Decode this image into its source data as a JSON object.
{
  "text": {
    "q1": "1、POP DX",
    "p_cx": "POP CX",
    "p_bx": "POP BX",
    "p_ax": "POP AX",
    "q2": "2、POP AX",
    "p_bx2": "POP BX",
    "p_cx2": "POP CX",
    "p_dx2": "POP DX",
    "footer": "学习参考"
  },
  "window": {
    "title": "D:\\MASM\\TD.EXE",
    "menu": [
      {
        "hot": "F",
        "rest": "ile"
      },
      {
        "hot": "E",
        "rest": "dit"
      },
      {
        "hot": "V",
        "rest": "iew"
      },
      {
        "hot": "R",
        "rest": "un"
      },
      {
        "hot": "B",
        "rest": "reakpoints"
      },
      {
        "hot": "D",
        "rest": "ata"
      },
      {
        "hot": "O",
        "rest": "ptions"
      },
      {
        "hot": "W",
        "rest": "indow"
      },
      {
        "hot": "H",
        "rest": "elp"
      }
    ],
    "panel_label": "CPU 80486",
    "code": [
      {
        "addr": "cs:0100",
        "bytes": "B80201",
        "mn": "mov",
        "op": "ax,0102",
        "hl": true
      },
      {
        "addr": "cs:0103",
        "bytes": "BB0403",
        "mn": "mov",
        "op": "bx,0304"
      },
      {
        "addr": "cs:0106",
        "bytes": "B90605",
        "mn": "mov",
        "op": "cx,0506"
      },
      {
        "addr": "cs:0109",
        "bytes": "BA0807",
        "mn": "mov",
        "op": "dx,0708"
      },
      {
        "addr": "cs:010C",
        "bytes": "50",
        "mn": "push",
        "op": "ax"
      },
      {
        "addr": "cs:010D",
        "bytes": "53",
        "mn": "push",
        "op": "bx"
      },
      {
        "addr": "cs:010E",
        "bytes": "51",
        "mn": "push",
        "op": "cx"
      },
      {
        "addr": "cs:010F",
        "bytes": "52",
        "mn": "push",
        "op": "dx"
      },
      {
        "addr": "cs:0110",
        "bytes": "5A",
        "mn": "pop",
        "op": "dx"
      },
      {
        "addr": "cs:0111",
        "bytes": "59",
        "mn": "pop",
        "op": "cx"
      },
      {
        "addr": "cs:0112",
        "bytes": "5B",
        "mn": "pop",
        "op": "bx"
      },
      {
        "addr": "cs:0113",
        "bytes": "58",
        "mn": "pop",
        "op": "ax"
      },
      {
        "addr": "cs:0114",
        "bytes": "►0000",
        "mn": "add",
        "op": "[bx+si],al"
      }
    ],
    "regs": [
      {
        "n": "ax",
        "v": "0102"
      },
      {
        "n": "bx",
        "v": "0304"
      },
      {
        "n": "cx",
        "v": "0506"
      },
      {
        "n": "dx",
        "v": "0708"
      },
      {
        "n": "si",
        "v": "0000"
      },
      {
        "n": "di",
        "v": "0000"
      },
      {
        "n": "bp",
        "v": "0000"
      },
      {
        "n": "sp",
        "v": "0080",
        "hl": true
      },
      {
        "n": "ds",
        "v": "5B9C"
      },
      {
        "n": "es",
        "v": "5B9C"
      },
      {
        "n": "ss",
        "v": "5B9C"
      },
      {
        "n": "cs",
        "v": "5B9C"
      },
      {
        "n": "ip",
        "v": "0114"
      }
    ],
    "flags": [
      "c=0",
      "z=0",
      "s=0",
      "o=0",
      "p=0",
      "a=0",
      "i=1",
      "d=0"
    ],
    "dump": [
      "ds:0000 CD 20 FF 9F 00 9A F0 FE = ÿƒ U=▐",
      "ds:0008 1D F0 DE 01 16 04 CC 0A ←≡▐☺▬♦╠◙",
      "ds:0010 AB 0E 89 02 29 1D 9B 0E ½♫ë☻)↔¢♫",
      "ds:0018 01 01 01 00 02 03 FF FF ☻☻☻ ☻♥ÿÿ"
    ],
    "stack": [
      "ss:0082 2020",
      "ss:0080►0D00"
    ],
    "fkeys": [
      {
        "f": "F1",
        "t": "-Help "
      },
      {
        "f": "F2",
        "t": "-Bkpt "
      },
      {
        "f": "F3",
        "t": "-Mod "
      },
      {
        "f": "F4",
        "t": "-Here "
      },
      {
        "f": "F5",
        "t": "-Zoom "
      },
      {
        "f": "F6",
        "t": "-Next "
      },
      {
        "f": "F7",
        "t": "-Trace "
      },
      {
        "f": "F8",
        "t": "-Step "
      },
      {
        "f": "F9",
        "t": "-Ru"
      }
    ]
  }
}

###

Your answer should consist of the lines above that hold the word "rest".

Solution for this exercise:
        "rest": "ile"
        "rest": "dit"
        "rest": "iew"
        "rest": "un"
        "rest": "reakpoints"
        "rest": "ata"
        "rest": "ptions"
        "rest": "indow"
        "rest": "elp"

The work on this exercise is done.